### WORK TASK:
Comb the records below for the string "data" and copy each line where it turns up.

* * * * * * * * *

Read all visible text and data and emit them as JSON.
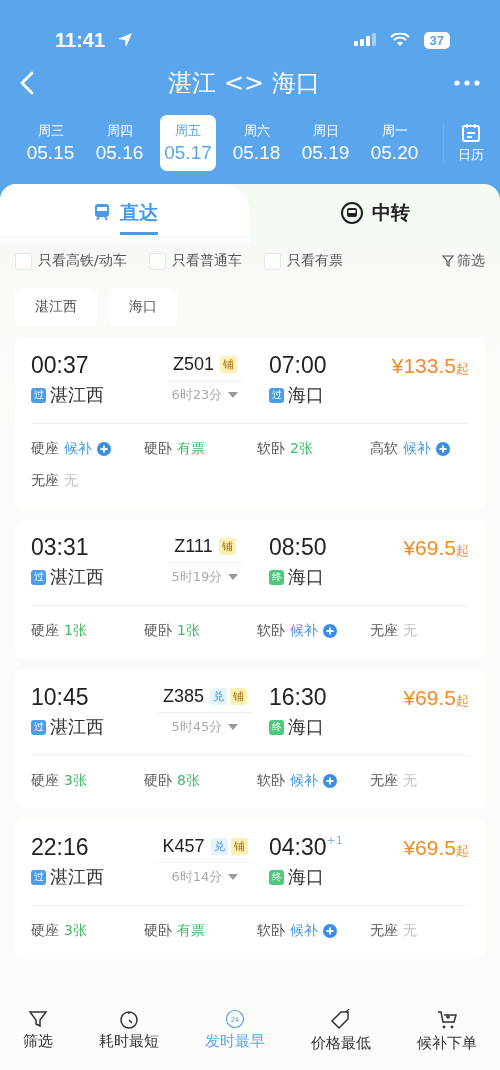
{
  "status_bar": {
    "time": "11:41",
    "battery": "37"
  },
  "nav": {
    "title": "湛江 <> 海口"
  },
  "dates": [
    {
      "weekday": "周三",
      "date": "05.15",
      "selected": false
    },
    {
      "weekday": "周四",
      "date": "05.16",
      "selected": false
    },
    {
      "weekday": "周五",
      "date": "05.17",
      "selected": true
    },
    {
      "weekday": "周六",
      "date": "05.18",
      "selected": false
    },
    {
      "weekday": "周日",
      "date": "05.19",
      "selected": false
    },
    {
      "weekday": "周一",
      "date": "05.20",
      "selected": false
    }
  ],
  "calendar_label": "日历",
  "tabs": [
    {
      "label": "直达",
      "selected": true
    },
    {
      "label": "中转",
      "selected": false
    }
  ],
  "filters": [
    {
      "label": "只看高铁/动车",
      "checked": false
    },
    {
      "label": "只看普通车",
      "checked": false
    },
    {
      "label": "只看有票",
      "checked": false
    }
  ],
  "filter_button": "筛选",
  "stations": [
    "湛江西",
    "海口"
  ],
  "trains": [
    {
      "depart": "00:37",
      "from": "湛江西",
      "from_badge": {
        "text": "过",
        "kind": "pass"
      },
      "number": "Z501",
      "tags": [
        {
          "text": "铺",
          "kind": "berth"
        }
      ],
      "duration": "6时23分",
      "arrive": "07:00",
      "to": "海口",
      "to_badge": {
        "text": "过",
        "kind": "pass"
      },
      "price": "¥133.5",
      "price_suffix": "起",
      "seats": [
        {
          "name": "硬座",
          "status": "候补",
          "kind": "waitlist"
        },
        {
          "name": "硬卧",
          "status": "有票",
          "kind": "available"
        },
        {
          "name": "软卧",
          "status": "2张",
          "kind": "available"
        },
        {
          "name": "高软",
          "status": "候补",
          "kind": "waitlist"
        },
        {
          "name": "无座",
          "status": "无",
          "kind": "none"
        }
      ]
    },
    {
      "depart": "03:31",
      "from": "湛江西",
      "from_badge": {
        "text": "过",
        "kind": "pass"
      },
      "number": "Z111",
      "tags": [
        {
          "text": "铺",
          "kind": "berth"
        }
      ],
      "duration": "5时19分",
      "arrive": "08:50",
      "to": "海口",
      "to_badge": {
        "text": "终",
        "kind": "terminal"
      },
      "price": "¥69.5",
      "price_suffix": "起",
      "seats": [
        {
          "name": "硬座",
          "status": "1张",
          "kind": "available"
        },
        {
          "name": "硬卧",
          "status": "1张",
          "kind": "available"
        },
        {
          "name": "软卧",
          "status": "候补",
          "kind": "waitlist"
        },
        {
          "name": "无座",
          "status": "无",
          "kind": "none"
        }
      ]
    },
    {
      "depart": "10:45",
      "from": "湛江西",
      "from_badge": {
        "text": "过",
        "kind": "pass"
      },
      "number": "Z385",
      "tags": [
        {
          "text": "兑",
          "kind": "redeem"
        },
        {
          "text": "铺",
          "kind": "berth"
        }
      ],
      "duration": "5时45分",
      "arrive": "16:30",
      "to": "海口",
      "to_badge": {
        "text": "终",
        "kind": "terminal"
      },
      "price": "¥69.5",
      "price_suffix": "起",
      "seats": [
        {
          "name": "硬座",
          "status": "3张",
          "kind": "available"
        },
        {
          "name": "硬卧",
          "status": "8张",
          "kind": "available"
        },
        {
          "name": "软卧",
          "status": "候补",
          "kind": "waitlist"
        },
        {
          "name": "无座",
          "status": "无",
          "kind": "none"
        }
      ]
    },
    {
      "depart": "22:16",
      "from": "湛江西",
      "from_badge": {
        "text": "过",
        "kind": "pass"
      },
      "number": "K457",
      "tags": [
        {
          "text": "兑",
          "kind": "redeem"
        },
        {
          "text": "铺",
          "kind": "berth"
        }
      ],
      "duration": "6时14分",
      "arrive": "04:30",
      "next_day": "+1",
      "to": "海口",
      "to_badge": {
        "text": "终",
        "kind": "terminal"
      },
      "price": "¥69.5",
      "price_suffix": "起",
      "seats": [
        {
          "name": "硬座",
          "status": "3张",
          "kind": "available"
        },
        {
          "name": "硬卧",
          "status": "有票",
          "kind": "available"
        },
        {
          "name": "软卧",
          "status": "候补",
          "kind": "waitlist"
        },
        {
          "name": "无座",
          "status": "无",
          "kind": "none"
        }
      ]
    }
  ],
  "bottom_nav": [
    {
      "label": "筛选",
      "selected": false
    },
    {
      "label": "耗时最短",
      "selected": false
    },
    {
      "label": "发时最早",
      "icon_text": "24",
      "selected": true
    },
    {
      "label": "价格最低",
      "selected": false
    },
    {
      "label": "候补下单",
      "selected": false
    }
  ]
}
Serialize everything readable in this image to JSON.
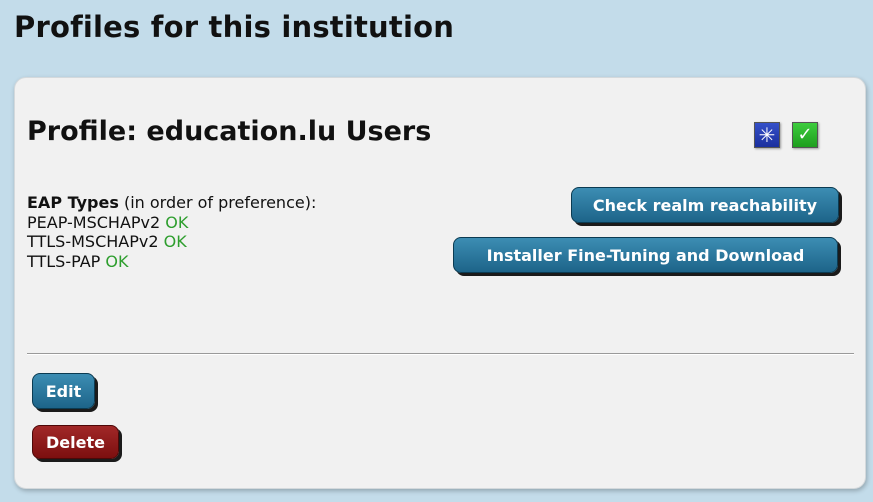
{
  "page": {
    "heading": "Profiles for this institution"
  },
  "profile": {
    "title": "Profile: education.lu Users",
    "status_icons": [
      {
        "name": "asterisk-icon",
        "glyph": "✳",
        "color": "#1f35b0"
      },
      {
        "name": "checkmark-icon",
        "glyph": "✓",
        "color": "#2fb82f"
      }
    ],
    "eap": {
      "label": "EAP Types",
      "note": " (in order of preference):",
      "types": [
        {
          "name": "PEAP-MSCHAPv2",
          "status": "OK"
        },
        {
          "name": "TTLS-MSCHAPv2",
          "status": "OK"
        },
        {
          "name": "TTLS-PAP",
          "status": "OK"
        }
      ]
    },
    "buttons": {
      "check_reachability": "Check realm reachability",
      "installer": "Installer Fine-Tuning and Download",
      "edit": "Edit",
      "delete": "Delete"
    }
  },
  "colors": {
    "background": "#c3dcea",
    "card": "#f1f1f1",
    "primary_button": "#1d6489",
    "danger_button": "#7c0f0f",
    "ok_text": "#2e9e2e"
  }
}
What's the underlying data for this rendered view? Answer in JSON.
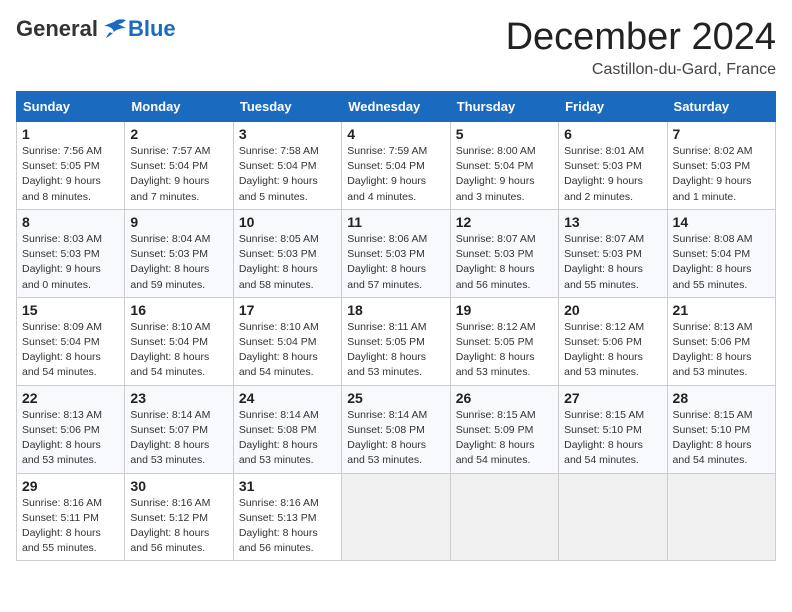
{
  "logo": {
    "general": "General",
    "blue": "Blue"
  },
  "title": "December 2024",
  "location": "Castillon-du-Gard, France",
  "days_header": [
    "Sunday",
    "Monday",
    "Tuesday",
    "Wednesday",
    "Thursday",
    "Friday",
    "Saturday"
  ],
  "weeks": [
    [
      {
        "day": "1",
        "info": "Sunrise: 7:56 AM\nSunset: 5:05 PM\nDaylight: 9 hours\nand 8 minutes."
      },
      {
        "day": "2",
        "info": "Sunrise: 7:57 AM\nSunset: 5:04 PM\nDaylight: 9 hours\nand 7 minutes."
      },
      {
        "day": "3",
        "info": "Sunrise: 7:58 AM\nSunset: 5:04 PM\nDaylight: 9 hours\nand 5 minutes."
      },
      {
        "day": "4",
        "info": "Sunrise: 7:59 AM\nSunset: 5:04 PM\nDaylight: 9 hours\nand 4 minutes."
      },
      {
        "day": "5",
        "info": "Sunrise: 8:00 AM\nSunset: 5:04 PM\nDaylight: 9 hours\nand 3 minutes."
      },
      {
        "day": "6",
        "info": "Sunrise: 8:01 AM\nSunset: 5:03 PM\nDaylight: 9 hours\nand 2 minutes."
      },
      {
        "day": "7",
        "info": "Sunrise: 8:02 AM\nSunset: 5:03 PM\nDaylight: 9 hours\nand 1 minute."
      }
    ],
    [
      {
        "day": "8",
        "info": "Sunrise: 8:03 AM\nSunset: 5:03 PM\nDaylight: 9 hours\nand 0 minutes."
      },
      {
        "day": "9",
        "info": "Sunrise: 8:04 AM\nSunset: 5:03 PM\nDaylight: 8 hours\nand 59 minutes."
      },
      {
        "day": "10",
        "info": "Sunrise: 8:05 AM\nSunset: 5:03 PM\nDaylight: 8 hours\nand 58 minutes."
      },
      {
        "day": "11",
        "info": "Sunrise: 8:06 AM\nSunset: 5:03 PM\nDaylight: 8 hours\nand 57 minutes."
      },
      {
        "day": "12",
        "info": "Sunrise: 8:07 AM\nSunset: 5:03 PM\nDaylight: 8 hours\nand 56 minutes."
      },
      {
        "day": "13",
        "info": "Sunrise: 8:07 AM\nSunset: 5:03 PM\nDaylight: 8 hours\nand 55 minutes."
      },
      {
        "day": "14",
        "info": "Sunrise: 8:08 AM\nSunset: 5:04 PM\nDaylight: 8 hours\nand 55 minutes."
      }
    ],
    [
      {
        "day": "15",
        "info": "Sunrise: 8:09 AM\nSunset: 5:04 PM\nDaylight: 8 hours\nand 54 minutes."
      },
      {
        "day": "16",
        "info": "Sunrise: 8:10 AM\nSunset: 5:04 PM\nDaylight: 8 hours\nand 54 minutes."
      },
      {
        "day": "17",
        "info": "Sunrise: 8:10 AM\nSunset: 5:04 PM\nDaylight: 8 hours\nand 54 minutes."
      },
      {
        "day": "18",
        "info": "Sunrise: 8:11 AM\nSunset: 5:05 PM\nDaylight: 8 hours\nand 53 minutes."
      },
      {
        "day": "19",
        "info": "Sunrise: 8:12 AM\nSunset: 5:05 PM\nDaylight: 8 hours\nand 53 minutes."
      },
      {
        "day": "20",
        "info": "Sunrise: 8:12 AM\nSunset: 5:06 PM\nDaylight: 8 hours\nand 53 minutes."
      },
      {
        "day": "21",
        "info": "Sunrise: 8:13 AM\nSunset: 5:06 PM\nDaylight: 8 hours\nand 53 minutes."
      }
    ],
    [
      {
        "day": "22",
        "info": "Sunrise: 8:13 AM\nSunset: 5:06 PM\nDaylight: 8 hours\nand 53 minutes."
      },
      {
        "day": "23",
        "info": "Sunrise: 8:14 AM\nSunset: 5:07 PM\nDaylight: 8 hours\nand 53 minutes."
      },
      {
        "day": "24",
        "info": "Sunrise: 8:14 AM\nSunset: 5:08 PM\nDaylight: 8 hours\nand 53 minutes."
      },
      {
        "day": "25",
        "info": "Sunrise: 8:14 AM\nSunset: 5:08 PM\nDaylight: 8 hours\nand 53 minutes."
      },
      {
        "day": "26",
        "info": "Sunrise: 8:15 AM\nSunset: 5:09 PM\nDaylight: 8 hours\nand 54 minutes."
      },
      {
        "day": "27",
        "info": "Sunrise: 8:15 AM\nSunset: 5:10 PM\nDaylight: 8 hours\nand 54 minutes."
      },
      {
        "day": "28",
        "info": "Sunrise: 8:15 AM\nSunset: 5:10 PM\nDaylight: 8 hours\nand 54 minutes."
      }
    ],
    [
      {
        "day": "29",
        "info": "Sunrise: 8:16 AM\nSunset: 5:11 PM\nDaylight: 8 hours\nand 55 minutes."
      },
      {
        "day": "30",
        "info": "Sunrise: 8:16 AM\nSunset: 5:12 PM\nDaylight: 8 hours\nand 56 minutes."
      },
      {
        "day": "31",
        "info": "Sunrise: 8:16 AM\nSunset: 5:13 PM\nDaylight: 8 hours\nand 56 minutes."
      },
      {
        "day": "",
        "info": ""
      },
      {
        "day": "",
        "info": ""
      },
      {
        "day": "",
        "info": ""
      },
      {
        "day": "",
        "info": ""
      }
    ]
  ]
}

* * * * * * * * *

### TASK ANSWER:
Read all visible text and data and emit them as JSON.
What's the underlying data for this rendered view? Answer in JSON.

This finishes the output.